- Child's preferences: Have you considered the child's preferences and desires regarding the custody schedule? How involved do they want to be in shaping their own schedule as they grow older?
70/30 Custody Schedule Templates
Personalize your 70/30 custody schedule to serve your family’s situation best. Use our 70/30 custody schedule templates to visualize how a schedule will work for your family.
Easiest Way to Track 70/30 Custody Schedules
Take control of your co-parenting schedule with OurFamilyWizard. This powerful co-parenting app offers comprehensive tools for co-parents looking for an easier way to manage their custody schedule.
“The OurFamilyWizard Calendar feature easily accommodates the 2 out of 7 nights, 70/30 parenting schedule, and also supports custom 70/30 plans,” notes family law attorney Stambleck.
A standout feature is the Trade/Swap™ tool. With just a few clicks, co-parents can easily communicate about schedule adjustments. Trade/Swap helps parents propose a day swap, request a trade in parenting time, and respond to requests from the other parent. When a request is approved, the schedule updates automatically—no need to manually enter adjustments.

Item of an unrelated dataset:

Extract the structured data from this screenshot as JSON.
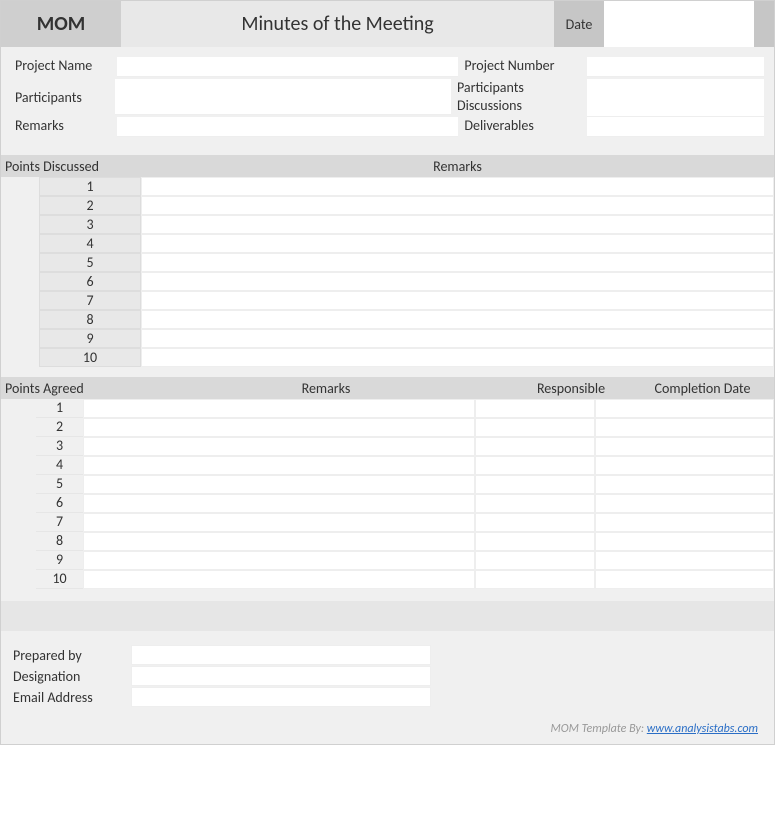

OurFamilyWizard’s dedicated platform tailored for co-parents offers a practical solution to enhance and streamline the co-parenting dynamic. With it, you'll experience a newfound level of organization and efficiency in managing your custody schedule.
70/30 Co-Parenting Schedule FAQs
Finding answers to common questions will help you understand the 70/30 schedule better. For example, learn what the most common 70/30 custody schedule is. In addition, get clarity on custody terminology.
What Is the most common 70/30 custody schedule?
The most common 70/30 custody schedule is the every-weekend schedule. Here, the 70% co-parent has Sunday afternoon to Friday afternoon, with exchanges taking place on Friday afternoons. Then, the other co-parent has Friday afternoon through Sunday afternoon. This schedule is a variation of the 5-2 schedule.
How many overnights does each parent receive in a 70/30 custody split per year?
In a 70/30 custody split, the co-parent with 70% custody has 261 overnights in a year. The co-parent with 30% custody has 104 overnights.
What is considered a “weekend” for custody?
In custody arrangement, “weekend” refers to Friday, Saturday, or Sunday. In many 70/30 schedules, the non-custodial parent has parenting time on the weekend.
A Note on Terminology
In general, the term “physical custody” refers to which parent a child lives with. Today, many experts use other terms to describe this arrangement, like “parenting schedule” or “parenting time arrangement.” These new terms better represent a relationship and the parent’s responsibilities for their children. But just a heads up: this article uses these older and newer terms interchangeably.
Elle Barr is an experienced family law attorney with a deep commitment to serving children and families. She has experience representing clients in all family law matters, with an emphasis on serving as a court-appointed Guardian ad Litem (GAL) in New Jersey and Pennsylvania.
She also serves as the Judicial Education Coordinator for OurFamilyWizard. In this role, she educates judges, lawyers, and other family law professionals on the online tools that are used to reduce conflict and increase accountability in high-conflict co-parenting situations.